◆ What to work on: Each entry needs to be copied exactly, with nothing left out.

◆ Provided material:
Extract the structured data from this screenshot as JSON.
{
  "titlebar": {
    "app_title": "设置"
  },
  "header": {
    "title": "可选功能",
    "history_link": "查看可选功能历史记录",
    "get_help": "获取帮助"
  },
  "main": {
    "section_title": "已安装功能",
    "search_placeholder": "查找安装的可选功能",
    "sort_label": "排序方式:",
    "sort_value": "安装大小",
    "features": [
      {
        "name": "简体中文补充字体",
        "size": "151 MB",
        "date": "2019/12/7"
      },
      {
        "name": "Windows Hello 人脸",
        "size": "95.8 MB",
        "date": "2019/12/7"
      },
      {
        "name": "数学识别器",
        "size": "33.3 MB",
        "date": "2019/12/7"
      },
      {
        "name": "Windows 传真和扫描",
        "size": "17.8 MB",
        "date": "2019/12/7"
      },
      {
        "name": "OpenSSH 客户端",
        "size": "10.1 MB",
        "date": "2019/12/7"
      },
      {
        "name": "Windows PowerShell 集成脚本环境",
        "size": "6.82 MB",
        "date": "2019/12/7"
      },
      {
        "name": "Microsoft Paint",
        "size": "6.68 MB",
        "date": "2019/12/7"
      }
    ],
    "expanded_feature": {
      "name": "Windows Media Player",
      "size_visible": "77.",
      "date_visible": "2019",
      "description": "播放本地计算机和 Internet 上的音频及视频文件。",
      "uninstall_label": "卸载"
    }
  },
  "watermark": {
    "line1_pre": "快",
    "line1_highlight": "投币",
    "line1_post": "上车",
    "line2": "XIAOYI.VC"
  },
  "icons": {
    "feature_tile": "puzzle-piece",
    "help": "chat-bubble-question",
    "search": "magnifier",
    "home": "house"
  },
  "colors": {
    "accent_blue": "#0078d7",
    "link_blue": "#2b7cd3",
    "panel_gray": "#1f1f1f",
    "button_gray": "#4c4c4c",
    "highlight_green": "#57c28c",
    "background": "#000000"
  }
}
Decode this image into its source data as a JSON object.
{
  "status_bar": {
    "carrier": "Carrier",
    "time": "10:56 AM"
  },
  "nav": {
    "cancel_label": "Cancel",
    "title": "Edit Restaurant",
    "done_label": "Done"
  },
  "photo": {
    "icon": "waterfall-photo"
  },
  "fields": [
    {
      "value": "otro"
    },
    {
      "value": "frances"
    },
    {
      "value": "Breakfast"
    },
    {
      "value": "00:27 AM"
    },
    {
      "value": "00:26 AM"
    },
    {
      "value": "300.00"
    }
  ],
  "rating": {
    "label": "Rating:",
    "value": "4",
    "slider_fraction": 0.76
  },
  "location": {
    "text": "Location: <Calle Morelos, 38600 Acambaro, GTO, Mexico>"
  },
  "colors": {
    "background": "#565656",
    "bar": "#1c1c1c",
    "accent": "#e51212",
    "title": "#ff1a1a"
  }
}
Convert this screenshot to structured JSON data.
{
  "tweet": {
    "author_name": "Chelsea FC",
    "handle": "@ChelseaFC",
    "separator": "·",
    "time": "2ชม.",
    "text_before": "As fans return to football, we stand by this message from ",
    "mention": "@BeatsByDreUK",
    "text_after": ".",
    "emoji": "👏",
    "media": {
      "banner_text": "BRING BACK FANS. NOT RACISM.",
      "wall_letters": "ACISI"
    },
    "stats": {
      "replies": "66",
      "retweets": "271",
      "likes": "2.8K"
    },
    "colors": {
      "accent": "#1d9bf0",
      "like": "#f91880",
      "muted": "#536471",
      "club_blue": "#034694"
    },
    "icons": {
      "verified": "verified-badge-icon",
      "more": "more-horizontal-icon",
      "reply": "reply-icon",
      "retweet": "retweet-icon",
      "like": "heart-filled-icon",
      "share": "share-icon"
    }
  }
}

◆ Task result:
Extract the structured data from this screenshot as JSON.
{
  "titlebar": {
    "app_title": "设置"
  },
  "header": {
    "title": "可选功能",
    "history_link": "查看可选功能历史记录",
    "get_help": "获取帮助"
  },
  "main": {
    "section_title": "已安装功能",
    "search_placeholder": "查找安装的可选功能",
    "sort_label": "排序方式:",
    "sort_value": "安装大小",
    "features": [
      {
        "name": "简体中文补充字体",
        "size": "151 MB",
        "date": "2019/12/7"
      },
      {
        "name": "Windows Hello 人脸",
        "size": "95.8 MB",
        "date": "2019/12/7"
      },
      {
        "name": "数学识别器",
        "size": "33.3 MB",
        "date": "2019/12/7"
      },
      {
        "name": "Windows 传真和扫描",
        "size": "17.8 MB",
        "date": "2019/12/7"
      },
      {
        "name": "OpenSSH 客户端",
        "size": "10.1 MB",
        "date": "2019/12/7"
      },
      {
        "name": "Windows PowerShell 集成脚本环境",
        "size": "6.82 MB",
        "date": "2019/12/7"
      },
      {
        "name": "Microsoft Paint",
        "size": "6.68 MB",
        "date": "2019/12/7"
      }
    ],
    "expanded_feature": {
      "name": "Windows Media Player",
      "size_visible": "77.",
      "date_visible": "2019",
      "description": "播放本地计算机和 Internet 上的音频及视频文件。",
      "uninstall_label": "卸载"
    }
  },
  "watermark": {
    "line1_pre": "快",
    "line1_highlight": "投币",
    "line1_post": "上车",
    "line2": "XIAOYI.VC"
  },
  "icons": {
    "feature_tile": "puzzle-piece",
    "help": "chat-bubble-question",
    "search": "magnifier",
    "home": "house"
  },
  "colors": {
    "accent_blue": "#0078d7",
    "link_blue": "#2b7cd3",
    "panel_gray": "#1f1f1f",
    "button_gray": "#4c4c4c",
    "highlight_green": "#57c28c",
    "background": "#000000"
  }
}
Decode this image into its source data as a JSON object.
{
  "status_bar": {
    "carrier": "Carrier",
    "time": "10:56 AM"
  },
  "nav": {
    "cancel_label": "Cancel",
    "title": "Edit Restaurant",
    "done_label": "Done"
  },
  "photo": {
    "icon": "waterfall-photo"
  },
  "fields": [
    {
      "value": "otro"
    },
    {
      "value": "frances"
    },
    {
      "value": "Breakfast"
    },
    {
      "value": "00:27 AM"
    },
    {
      "value": "00:26 AM"
    },
    {
      "value": "300.00"
    }
  ],
  "rating": {
    "label": "Rating:",
    "value": "4",
    "slider_fraction": 0.76
  },
  "location": {
    "text": "Location: <Calle Morelos, 38600 Acambaro, GTO, Mexico>"
  },
  "colors": {
    "background": "#565656",
    "bar": "#1c1c1c",
    "accent": "#e51212",
    "title": "#ff1a1a"
  }
}
Convert this screenshot to structured JSON data.
{
  "tweet": {
    "author_name": "Chelsea FC",
    "handle": "@ChelseaFC",
    "separator": "·",
    "time": "2ชม.",
    "text_before": "As fans return to football, we stand by this message from ",
    "mention": "@BeatsByDreUK",
    "text_after": ".",
    "emoji": "👏",
    "media": {
      "banner_text": "BRING BACK FANS. NOT RACISM.",
      "wall_letters": "ACISI"
    },
    "stats": {
      "replies": "66",
      "retweets": "271",
      "likes": "2.8K"
    },
    "colors": {
      "accent": "#1d9bf0",
      "like": "#f91880",
      "muted": "#536471",
      "club_blue": "#034694"
    },
    "icons": {
      "verified": "verified-badge-icon",
      "more": "more-horizontal-icon",
      "reply": "reply-icon",
      "retweet": "retweet-icon",
      "like": "heart-filled-icon",
      "share": "share-icon"
    }
  }
}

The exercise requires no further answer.